======== Source information ========

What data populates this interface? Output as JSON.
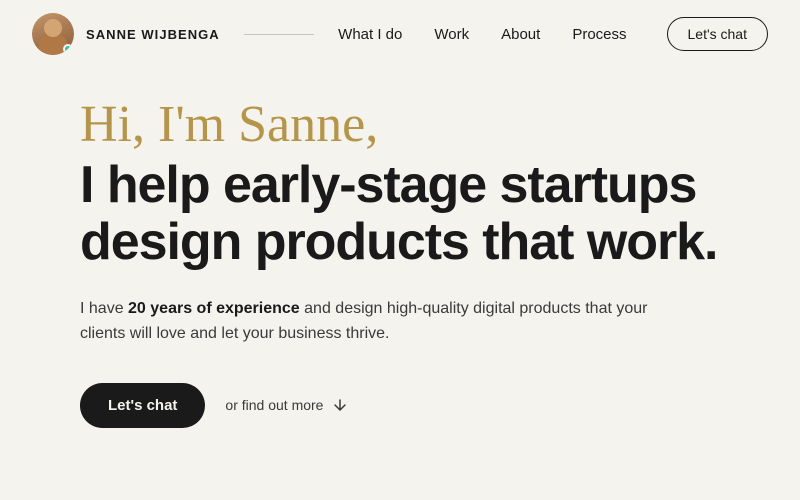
{
  "nav": {
    "name": "SANNE WIJBENGA",
    "links": [
      {
        "label": "What I do",
        "id": "what-i-do"
      },
      {
        "label": "Work",
        "id": "work"
      },
      {
        "label": "About",
        "id": "about"
      },
      {
        "label": "Process",
        "id": "process"
      }
    ],
    "cta_label": "Let's chat"
  },
  "hero": {
    "greeting": "Hi, I'm Sanne,",
    "headline_line1": "I help early-stage startups",
    "headline_line2": "design products that work.",
    "body_text_prefix": "I have ",
    "body_text_bold": "20 years of experience",
    "body_text_suffix": " and design high-quality digital products that your clients will love and let your business thrive.",
    "cta_label": "Let's chat",
    "secondary_label": "or find out more"
  },
  "colors": {
    "background": "#f5f3ee",
    "text_primary": "#1a1a1a",
    "text_secondary": "#3a3a3a",
    "accent_gold": "#b5954a",
    "accent_teal": "#2ec4a0",
    "btn_dark_bg": "#1a1a1a",
    "btn_dark_text": "#f5f3ee"
  }
}
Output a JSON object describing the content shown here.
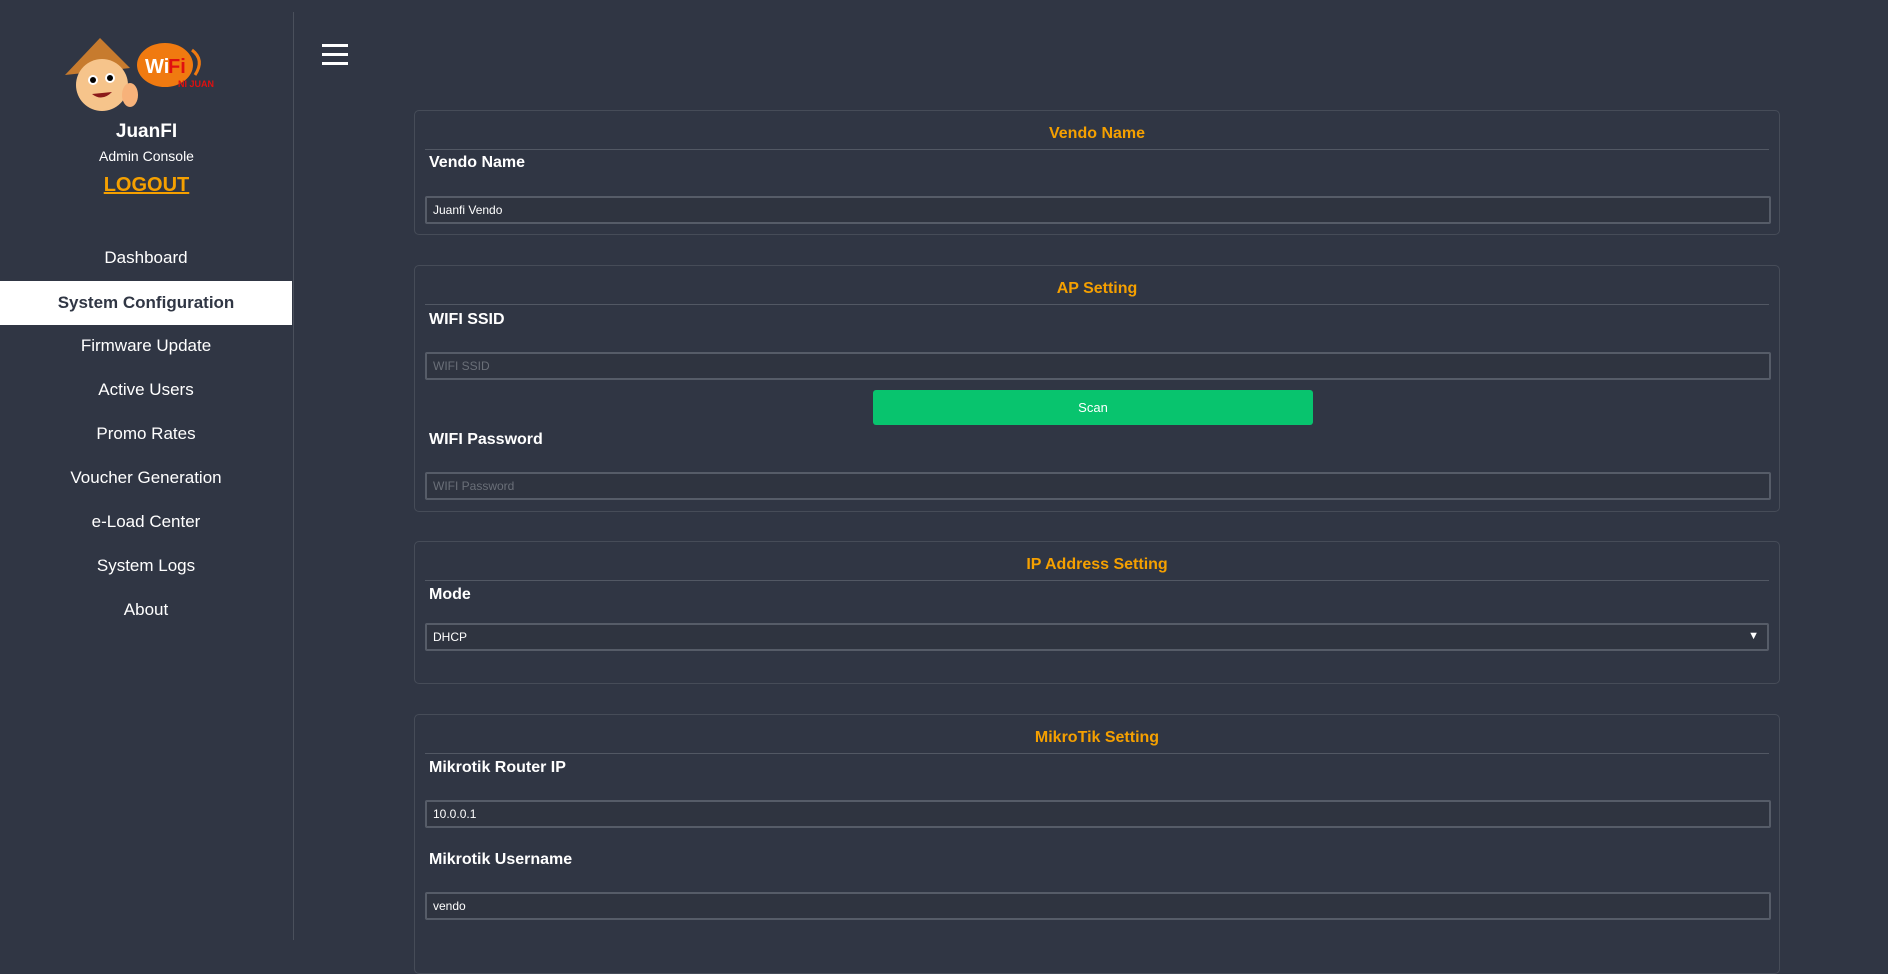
{
  "sidebar": {
    "logo_text": "WiFi NI JUAN",
    "app_name": "JuanFI",
    "subtitle": "Admin Console",
    "logout": "LOGOUT",
    "active_item": "System Configuration",
    "items": [
      {
        "label": "Dashboard"
      },
      {
        "label": "System Configuration"
      },
      {
        "label": "Firmware Update"
      },
      {
        "label": "Active Users"
      },
      {
        "label": "Promo Rates"
      },
      {
        "label": "Voucher Generation"
      },
      {
        "label": "e-Load Center"
      },
      {
        "label": "System Logs"
      },
      {
        "label": "About"
      }
    ]
  },
  "colors": {
    "accent": "#f5a000",
    "button": "#08c46e",
    "background": "#303644"
  },
  "vendo": {
    "title": "Vendo Name",
    "label": "Vendo Name",
    "value": "Juanfi Vendo"
  },
  "ap": {
    "title": "AP Setting",
    "ssid_label": "WIFI SSID",
    "ssid_placeholder": "WIFI SSID",
    "scan": "Scan",
    "pass_label": "WIFI Password",
    "pass_placeholder": "WIFI Password"
  },
  "ip": {
    "title": "IP Address Setting",
    "mode_label": "Mode",
    "mode_value": "DHCP"
  },
  "mikrotik": {
    "title": "MikroTik Setting",
    "ip_label": "Mikrotik Router IP",
    "ip_value": "10.0.0.1",
    "user_label": "Mikrotik Username",
    "user_value": "vendo"
  }
}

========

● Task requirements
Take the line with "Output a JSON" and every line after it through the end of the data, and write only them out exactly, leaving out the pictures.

● Finished task
Output a JSON object describing the content shown here.
{
  "sidebar": {
    "logo_text": "WiFi NI JUAN",
    "app_name": "JuanFI",
    "subtitle": "Admin Console",
    "logout": "LOGOUT",
    "active_item": "System Configuration",
    "items": [
      {
        "label": "Dashboard"
      },
      {
        "label": "System Configuration"
      },
      {
        "label": "Firmware Update"
      },
      {
        "label": "Active Users"
      },
      {
        "label": "Promo Rates"
      },
      {
        "label": "Voucher Generation"
      },
      {
        "label": "e-Load Center"
      },
      {
        "label": "System Logs"
      },
      {
        "label": "About"
      }
    ]
  },
  "colors": {
    "accent": "#f5a000",
    "button": "#08c46e",
    "background": "#303644"
  },
  "vendo": {
    "title": "Vendo Name",
    "label": "Vendo Name",
    "value": "Juanfi Vendo"
  },
  "ap": {
    "title": "AP Setting",
    "ssid_label": "WIFI SSID",
    "ssid_placeholder": "WIFI SSID",
    "scan": "Scan",
    "pass_label": "WIFI Password",
    "pass_placeholder": "WIFI Password"
  },
  "ip": {
    "title": "IP Address Setting",
    "mode_label": "Mode",
    "mode_value": "DHCP"
  },
  "mikrotik": {
    "title": "MikroTik Setting",
    "ip_label": "Mikrotik Router IP",
    "ip_value": "10.0.0.1",
    "user_label": "Mikrotik Username",
    "user_value": "vendo"
  }
}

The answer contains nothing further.